▶ _How to complete this task_
Where a line below holds the string "Phuket", copy that line.
(Information given begins)
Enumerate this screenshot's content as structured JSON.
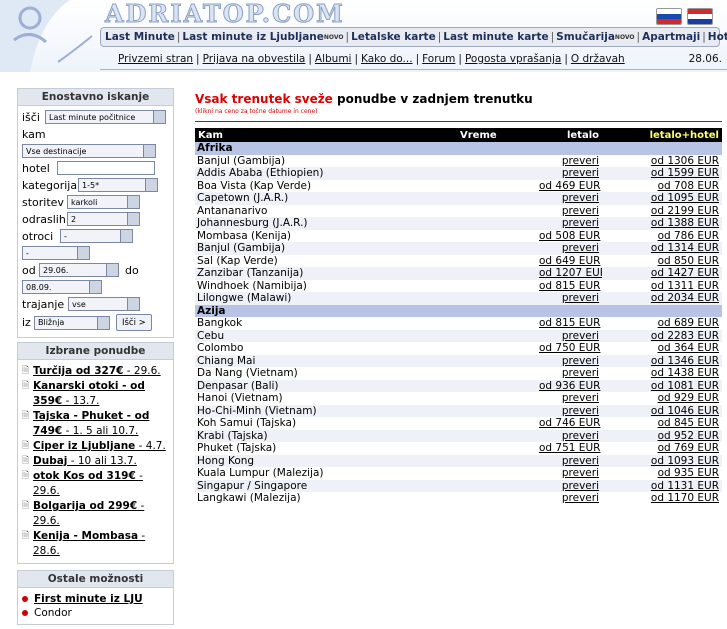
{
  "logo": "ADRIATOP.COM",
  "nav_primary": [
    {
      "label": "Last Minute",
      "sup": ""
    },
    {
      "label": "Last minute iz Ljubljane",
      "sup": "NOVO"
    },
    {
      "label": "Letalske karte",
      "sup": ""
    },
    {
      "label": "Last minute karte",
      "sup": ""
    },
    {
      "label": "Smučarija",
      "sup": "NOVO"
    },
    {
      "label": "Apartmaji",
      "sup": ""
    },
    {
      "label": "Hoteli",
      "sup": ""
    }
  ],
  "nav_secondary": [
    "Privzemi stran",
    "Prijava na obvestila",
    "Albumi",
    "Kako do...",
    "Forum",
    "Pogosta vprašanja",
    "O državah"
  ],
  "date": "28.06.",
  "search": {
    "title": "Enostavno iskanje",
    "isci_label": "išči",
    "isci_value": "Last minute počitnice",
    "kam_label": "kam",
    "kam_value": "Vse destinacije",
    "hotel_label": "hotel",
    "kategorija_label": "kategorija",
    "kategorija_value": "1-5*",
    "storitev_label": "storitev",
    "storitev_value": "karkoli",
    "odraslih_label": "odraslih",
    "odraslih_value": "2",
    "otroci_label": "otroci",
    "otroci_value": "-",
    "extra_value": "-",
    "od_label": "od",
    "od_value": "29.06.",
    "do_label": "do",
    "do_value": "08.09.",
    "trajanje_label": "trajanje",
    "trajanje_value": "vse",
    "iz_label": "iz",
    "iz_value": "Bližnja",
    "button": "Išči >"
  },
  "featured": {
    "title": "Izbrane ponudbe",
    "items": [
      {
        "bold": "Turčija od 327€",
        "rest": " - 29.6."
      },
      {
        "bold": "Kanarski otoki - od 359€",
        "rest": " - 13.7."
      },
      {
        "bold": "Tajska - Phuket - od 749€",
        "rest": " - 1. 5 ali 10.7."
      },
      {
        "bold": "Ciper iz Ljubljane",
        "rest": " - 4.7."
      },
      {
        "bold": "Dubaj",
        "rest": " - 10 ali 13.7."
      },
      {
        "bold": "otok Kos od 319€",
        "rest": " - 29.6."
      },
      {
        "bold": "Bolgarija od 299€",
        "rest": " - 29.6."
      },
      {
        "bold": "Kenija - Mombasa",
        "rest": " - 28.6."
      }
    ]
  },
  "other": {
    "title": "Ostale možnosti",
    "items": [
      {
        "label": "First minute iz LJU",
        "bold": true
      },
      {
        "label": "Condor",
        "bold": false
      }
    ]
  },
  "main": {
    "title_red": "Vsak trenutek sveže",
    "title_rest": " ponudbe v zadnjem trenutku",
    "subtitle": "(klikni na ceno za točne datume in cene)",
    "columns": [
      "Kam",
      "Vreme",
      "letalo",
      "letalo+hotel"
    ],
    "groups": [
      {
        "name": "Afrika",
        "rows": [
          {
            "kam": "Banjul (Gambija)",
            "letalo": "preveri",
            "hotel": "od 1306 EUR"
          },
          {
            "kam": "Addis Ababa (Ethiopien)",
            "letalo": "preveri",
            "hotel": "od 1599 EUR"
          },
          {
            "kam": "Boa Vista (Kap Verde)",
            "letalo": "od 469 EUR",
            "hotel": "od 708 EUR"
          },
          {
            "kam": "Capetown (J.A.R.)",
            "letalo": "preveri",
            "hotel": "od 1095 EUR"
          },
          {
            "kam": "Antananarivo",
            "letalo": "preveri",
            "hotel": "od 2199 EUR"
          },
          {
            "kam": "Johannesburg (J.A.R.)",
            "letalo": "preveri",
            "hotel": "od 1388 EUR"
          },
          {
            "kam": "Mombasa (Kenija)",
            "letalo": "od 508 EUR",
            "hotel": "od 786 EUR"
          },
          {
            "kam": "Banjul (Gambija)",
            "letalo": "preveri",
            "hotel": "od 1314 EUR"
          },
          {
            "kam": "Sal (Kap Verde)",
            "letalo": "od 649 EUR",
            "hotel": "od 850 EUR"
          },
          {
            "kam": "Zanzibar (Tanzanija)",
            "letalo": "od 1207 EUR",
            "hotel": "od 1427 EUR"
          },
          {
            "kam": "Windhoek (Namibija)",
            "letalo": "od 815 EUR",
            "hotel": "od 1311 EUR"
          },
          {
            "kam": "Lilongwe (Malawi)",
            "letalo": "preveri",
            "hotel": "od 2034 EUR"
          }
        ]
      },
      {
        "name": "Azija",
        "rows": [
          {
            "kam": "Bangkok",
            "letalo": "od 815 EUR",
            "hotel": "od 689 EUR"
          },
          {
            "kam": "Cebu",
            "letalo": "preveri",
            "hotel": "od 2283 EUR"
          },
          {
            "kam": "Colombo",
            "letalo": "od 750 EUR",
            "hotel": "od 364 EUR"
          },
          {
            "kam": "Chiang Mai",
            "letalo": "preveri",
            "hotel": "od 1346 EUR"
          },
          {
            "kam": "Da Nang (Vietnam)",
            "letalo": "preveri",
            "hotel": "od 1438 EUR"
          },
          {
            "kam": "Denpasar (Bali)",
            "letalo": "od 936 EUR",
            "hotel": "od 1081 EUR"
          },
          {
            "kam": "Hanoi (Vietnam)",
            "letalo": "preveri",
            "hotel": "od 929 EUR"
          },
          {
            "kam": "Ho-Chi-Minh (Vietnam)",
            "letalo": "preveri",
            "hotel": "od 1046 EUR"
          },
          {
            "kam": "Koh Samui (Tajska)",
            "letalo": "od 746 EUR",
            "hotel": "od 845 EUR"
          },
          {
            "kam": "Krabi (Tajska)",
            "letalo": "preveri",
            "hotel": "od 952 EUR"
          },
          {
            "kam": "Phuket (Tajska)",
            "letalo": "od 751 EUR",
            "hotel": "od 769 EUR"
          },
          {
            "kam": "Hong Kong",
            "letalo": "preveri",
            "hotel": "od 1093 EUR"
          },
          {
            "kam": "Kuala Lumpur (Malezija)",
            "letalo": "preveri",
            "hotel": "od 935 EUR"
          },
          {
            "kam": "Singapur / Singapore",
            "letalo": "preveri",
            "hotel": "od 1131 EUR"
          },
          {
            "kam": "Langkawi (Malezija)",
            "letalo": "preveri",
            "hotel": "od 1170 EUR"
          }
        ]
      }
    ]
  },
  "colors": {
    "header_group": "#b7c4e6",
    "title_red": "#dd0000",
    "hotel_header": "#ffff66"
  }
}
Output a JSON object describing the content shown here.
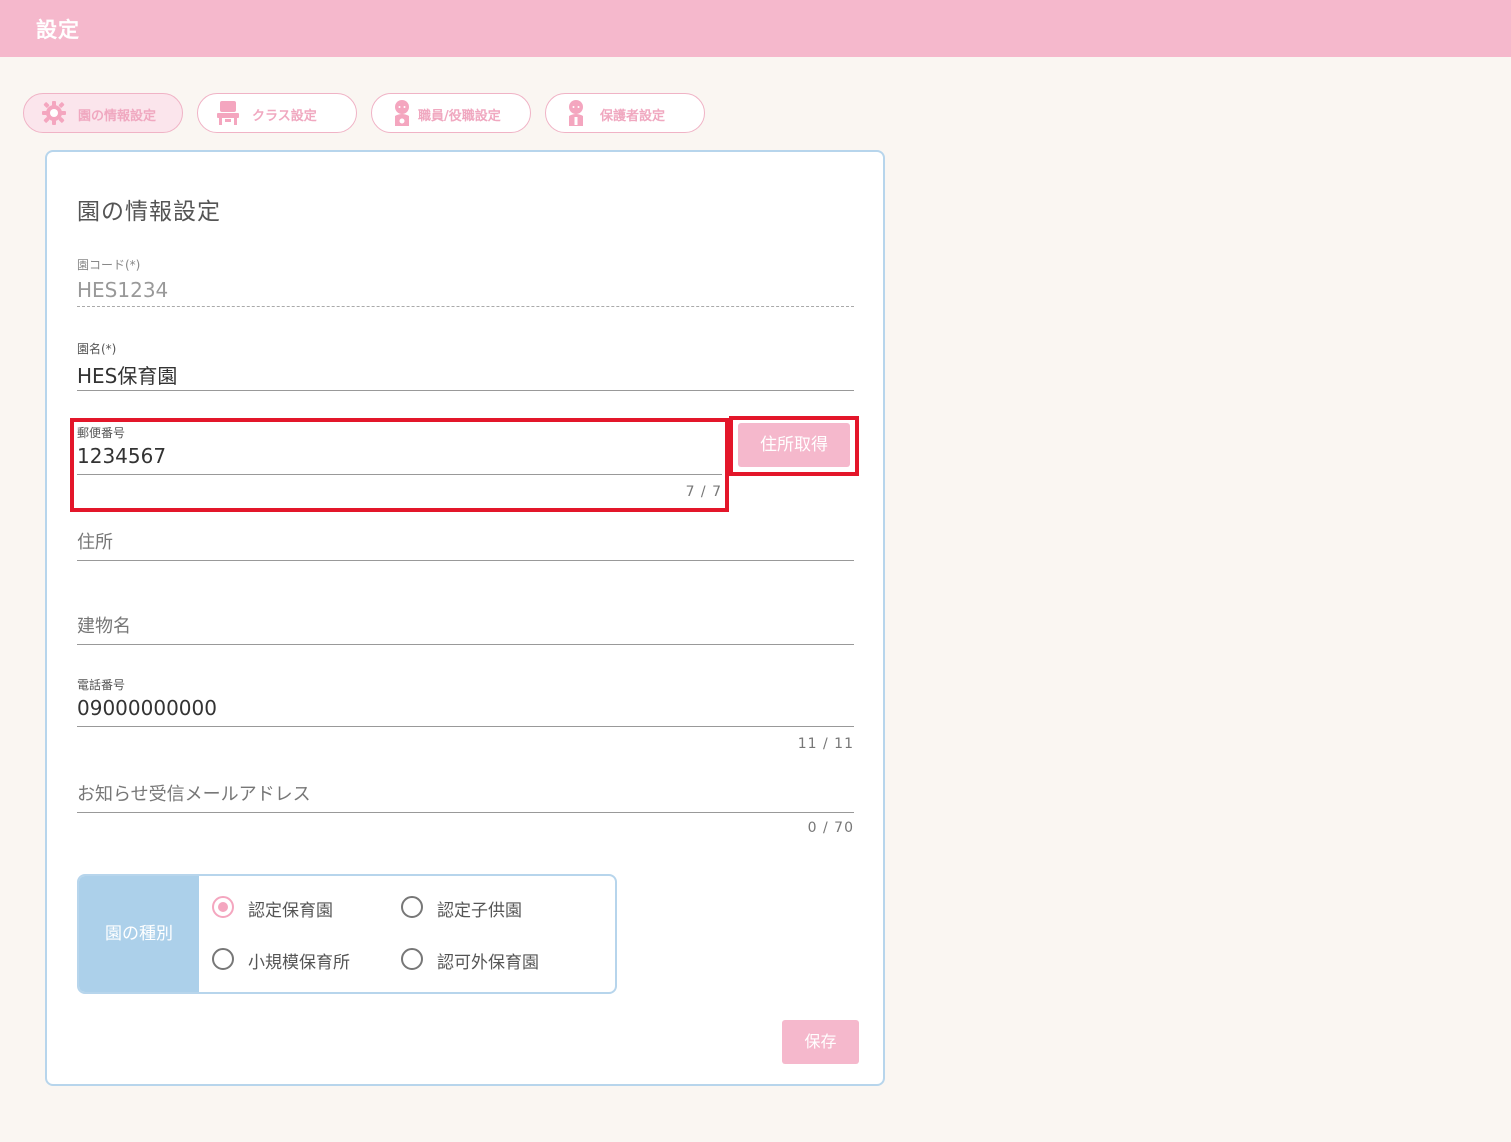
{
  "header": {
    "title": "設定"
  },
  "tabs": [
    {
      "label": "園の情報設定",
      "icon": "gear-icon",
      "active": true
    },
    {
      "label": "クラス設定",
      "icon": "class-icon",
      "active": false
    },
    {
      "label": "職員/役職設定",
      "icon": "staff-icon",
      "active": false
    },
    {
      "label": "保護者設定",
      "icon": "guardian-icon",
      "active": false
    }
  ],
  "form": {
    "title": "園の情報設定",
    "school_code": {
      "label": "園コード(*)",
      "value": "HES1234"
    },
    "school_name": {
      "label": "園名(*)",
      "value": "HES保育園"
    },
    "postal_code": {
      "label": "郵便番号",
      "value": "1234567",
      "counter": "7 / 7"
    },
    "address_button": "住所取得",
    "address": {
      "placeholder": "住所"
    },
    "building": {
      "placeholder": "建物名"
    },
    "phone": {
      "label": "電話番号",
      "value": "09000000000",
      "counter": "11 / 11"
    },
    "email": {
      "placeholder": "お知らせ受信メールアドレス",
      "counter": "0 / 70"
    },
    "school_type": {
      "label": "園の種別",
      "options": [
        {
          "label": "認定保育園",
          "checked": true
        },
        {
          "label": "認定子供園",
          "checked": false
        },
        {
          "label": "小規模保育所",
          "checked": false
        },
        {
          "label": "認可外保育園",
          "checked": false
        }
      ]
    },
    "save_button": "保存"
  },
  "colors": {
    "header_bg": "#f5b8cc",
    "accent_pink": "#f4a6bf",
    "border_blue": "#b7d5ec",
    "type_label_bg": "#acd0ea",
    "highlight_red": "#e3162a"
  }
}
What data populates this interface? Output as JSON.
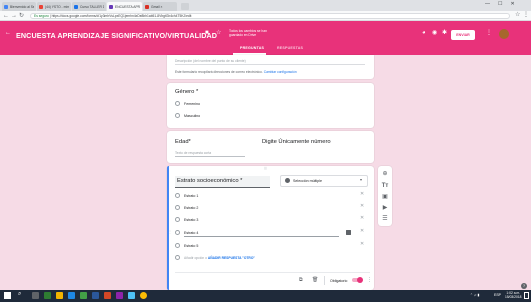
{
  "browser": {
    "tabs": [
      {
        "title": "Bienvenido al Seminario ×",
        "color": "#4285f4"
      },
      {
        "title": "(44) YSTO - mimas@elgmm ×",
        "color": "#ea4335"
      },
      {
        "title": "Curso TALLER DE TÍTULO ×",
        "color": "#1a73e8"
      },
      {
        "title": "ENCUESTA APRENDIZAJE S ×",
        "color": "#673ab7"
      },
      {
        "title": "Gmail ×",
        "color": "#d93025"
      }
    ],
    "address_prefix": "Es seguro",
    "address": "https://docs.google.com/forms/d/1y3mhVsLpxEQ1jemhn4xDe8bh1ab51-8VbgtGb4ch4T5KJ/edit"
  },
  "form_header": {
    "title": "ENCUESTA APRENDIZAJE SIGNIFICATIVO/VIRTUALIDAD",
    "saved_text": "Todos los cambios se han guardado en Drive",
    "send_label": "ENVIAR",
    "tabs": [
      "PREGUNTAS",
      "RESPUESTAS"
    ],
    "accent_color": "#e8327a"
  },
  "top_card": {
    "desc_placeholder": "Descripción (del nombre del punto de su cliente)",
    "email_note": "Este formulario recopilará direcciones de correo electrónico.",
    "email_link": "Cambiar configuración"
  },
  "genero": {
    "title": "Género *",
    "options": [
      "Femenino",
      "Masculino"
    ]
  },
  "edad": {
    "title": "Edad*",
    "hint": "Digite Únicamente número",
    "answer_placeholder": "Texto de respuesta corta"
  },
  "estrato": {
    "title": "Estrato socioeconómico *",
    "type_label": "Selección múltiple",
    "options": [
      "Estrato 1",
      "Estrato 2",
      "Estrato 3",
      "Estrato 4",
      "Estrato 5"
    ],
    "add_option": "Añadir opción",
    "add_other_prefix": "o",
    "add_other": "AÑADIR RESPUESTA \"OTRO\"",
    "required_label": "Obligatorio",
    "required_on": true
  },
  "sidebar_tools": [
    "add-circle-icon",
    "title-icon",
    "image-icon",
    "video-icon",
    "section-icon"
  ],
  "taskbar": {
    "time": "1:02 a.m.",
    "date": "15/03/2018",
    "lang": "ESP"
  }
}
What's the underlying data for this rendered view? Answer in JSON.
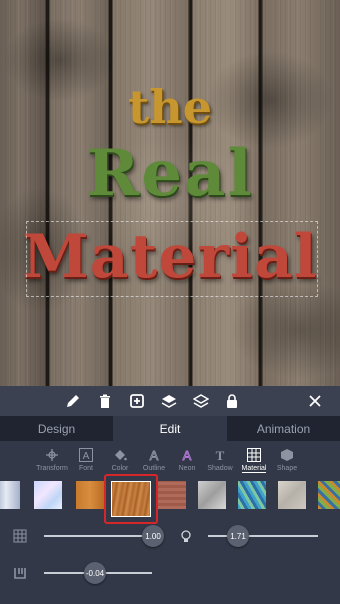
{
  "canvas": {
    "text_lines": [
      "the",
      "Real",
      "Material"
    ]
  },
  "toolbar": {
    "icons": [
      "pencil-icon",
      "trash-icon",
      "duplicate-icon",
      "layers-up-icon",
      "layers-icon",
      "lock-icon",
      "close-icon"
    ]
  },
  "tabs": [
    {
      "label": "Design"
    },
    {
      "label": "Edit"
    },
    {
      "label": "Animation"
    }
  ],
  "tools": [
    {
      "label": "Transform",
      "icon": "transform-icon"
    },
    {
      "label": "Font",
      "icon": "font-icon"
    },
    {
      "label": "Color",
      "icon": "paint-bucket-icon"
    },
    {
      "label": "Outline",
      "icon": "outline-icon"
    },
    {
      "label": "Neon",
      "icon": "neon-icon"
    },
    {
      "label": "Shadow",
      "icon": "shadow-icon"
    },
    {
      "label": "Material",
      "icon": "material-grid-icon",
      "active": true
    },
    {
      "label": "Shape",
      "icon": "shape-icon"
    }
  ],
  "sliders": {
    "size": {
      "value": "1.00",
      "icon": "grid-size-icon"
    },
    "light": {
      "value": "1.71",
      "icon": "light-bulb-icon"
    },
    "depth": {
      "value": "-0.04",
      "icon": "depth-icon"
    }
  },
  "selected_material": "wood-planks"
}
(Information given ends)
▶ _Response to the task_
        "bold": "Tajska - Phuket - od 749€",
            "kam": "Phuket (Tajska)",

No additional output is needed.